Suddenly, as if in a flash, my winter vacation in the East Coast is over, and I am back in the warm, lonely (for me) South. Any illusions I might have had about being quite happy alone, and quite content with a virtual social circle, were all shattered as I chatted with and pottered around friends and relatives over the past three weeks. This was, aside from trips to Pakistan, the longest vacation-road-trip I’ve ever taken since I came to the US. We hopped from home to home: we stayed at four homes and visited numerous friends in the process. We drove from Georgia, stopped with relatives in Raleigh, NC, and with friends in Yorktown, VA, and moved on to Fairfax, VA, and finally stayed with my cousin in Columbia, MD. Lawrence, while driving through, stopped to chat, and the trip was topped off with a hotel stay in High Point, NC, where one of our friends happened to be attending an event. I just couldn’t stop having fun.
From the time I woke up to the (late, late) hour that I went to bed, I looked to affectionate faces and happy, desultory chatter (or political debate, which quickly dissipated into desultory chatter again). I ate so much, thanks to the amazing cooks I stayed with, that my pants were quite tight when I tried to squeeze into them today. I have not, in my memory, had so much dessert and so many sit-down real, organized meals over such a long period. But more than anything else, the comfort of people was better than the sweetest dessert in the world.
Suddenly, I’m back in Athens, where my social circle is small and relatively new. It is a warm and generous circle, but it is small: not being affiliated with an organization means I don’t have a way of meeting people, so I have about – hm, well, three main friends, and when one of us is busy, the loneliness becomes overpowering.

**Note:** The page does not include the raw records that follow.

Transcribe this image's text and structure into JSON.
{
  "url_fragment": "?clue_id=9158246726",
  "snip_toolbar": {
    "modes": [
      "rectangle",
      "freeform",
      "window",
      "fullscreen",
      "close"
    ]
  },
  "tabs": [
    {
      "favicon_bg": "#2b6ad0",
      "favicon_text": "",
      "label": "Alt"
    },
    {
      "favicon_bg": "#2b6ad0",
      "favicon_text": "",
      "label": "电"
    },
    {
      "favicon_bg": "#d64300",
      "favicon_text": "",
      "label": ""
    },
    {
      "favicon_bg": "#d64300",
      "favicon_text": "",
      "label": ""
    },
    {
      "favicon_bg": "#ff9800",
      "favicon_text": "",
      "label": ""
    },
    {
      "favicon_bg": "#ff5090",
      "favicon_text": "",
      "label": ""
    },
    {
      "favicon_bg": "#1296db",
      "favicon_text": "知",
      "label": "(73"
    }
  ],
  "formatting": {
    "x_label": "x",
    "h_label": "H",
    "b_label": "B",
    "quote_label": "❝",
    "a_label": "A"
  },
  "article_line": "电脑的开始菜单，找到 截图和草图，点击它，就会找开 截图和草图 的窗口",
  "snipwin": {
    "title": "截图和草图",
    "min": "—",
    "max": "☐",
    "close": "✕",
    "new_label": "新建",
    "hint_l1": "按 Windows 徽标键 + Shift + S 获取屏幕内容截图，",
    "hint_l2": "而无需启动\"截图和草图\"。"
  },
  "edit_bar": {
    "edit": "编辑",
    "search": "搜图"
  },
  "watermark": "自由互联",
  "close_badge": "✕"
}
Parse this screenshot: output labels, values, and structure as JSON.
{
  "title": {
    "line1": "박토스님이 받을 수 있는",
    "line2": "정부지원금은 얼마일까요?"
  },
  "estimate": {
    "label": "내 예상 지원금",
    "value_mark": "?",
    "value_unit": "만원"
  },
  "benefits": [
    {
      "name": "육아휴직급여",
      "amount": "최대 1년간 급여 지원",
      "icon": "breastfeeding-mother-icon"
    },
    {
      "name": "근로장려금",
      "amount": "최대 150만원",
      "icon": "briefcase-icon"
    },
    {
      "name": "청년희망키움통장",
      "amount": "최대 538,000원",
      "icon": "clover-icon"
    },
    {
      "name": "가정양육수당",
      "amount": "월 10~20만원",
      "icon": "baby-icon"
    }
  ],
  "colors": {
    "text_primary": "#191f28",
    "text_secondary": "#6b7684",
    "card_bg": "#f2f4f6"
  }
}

The togetherness warmed everything, including parenting. I realized just how much I am personally drained by constantly parenting Raihana while living in isolation myself. I realize why people – especially women – seek out mothers’ groups, though this doesn’t make the 9am Tuesday local moms’ group any more convenient. A moms’ group wouldn’t be a replacement for my greater DC area + Toronto circle of friends: these friends are like old wine (or, as a non-drinker, I imagine old wine to be).
Mothering is emotionally straining. It is rewarding, and wonderful, but it is also work, and parents need rejuvenation as much as anyone else – perhaps more. The pressures of life being what they are, friends usually “back off” a little once a friend gets married or has a baby: “she’s busy now; I should give her space.” This is true, because one’s schedule is not one’s own anymore. But this assumption is also false, because both marriage and parenting are work as well as fun, and you need time off both in order to survive.
Once you graduate from college, making, maintaining and keeping new friendships becomes more and more difficult. The old friends (which, for me, includes my cousins) you have are more precious than anything. You can breathe and relax, as well as bloom with them: you can laugh and cry with them, and you can even burp without serious consequences. You can be a little cranky, and it won’t matter an hour later. These friends become like family, except they lack the extreme closeness of family that can be a source of friction at times. You are close, and you are close enough to instinctively know which toes not to step on. You know that you can joke about everything except Issue X with this friend, and you can be naughty and silly but you can’t be crude with that other friend, and with that other friend you can be as crude as you want but you can also share his profound religiosity.
Once you have a child, your social circle is strained. You know which homes would be strained beyond the limit by the presence of a baby complete with diapers, spillable sippy-cups, and food-throwing habits. You know which homes are equipped with extra carseats, safety gates, and booster-dining-seats. You know which homes have the rooms where the baby can’t get into trouble even if she tried. Gone are the days when you could crash with the single friends in their pretty, chic studio apartments (unless you travel alone – and in our world, mothers are considered a unit with small children far more than fathers ever are).
So you grab hold of what you can of your friends – the ones that haven’t moved abroad, or the ones that haven’t moved to the other end of the country, or the ones that haven’t disappeared into a vacuum of work or personal issues, or the ones that haven’t drifted away. You grab hold of the ones you have – the mamujans, the Junaids, the Ayeshas, the Usmans, the Malihas, the Tariqs, the Hassans and Rabiahs, and all the others who welcome you back when they see you after two years – and you hold on tight and never let go.
Thank you, all, for your hospitality and your warmth and your love. You reminded me to let go, smile and be happy.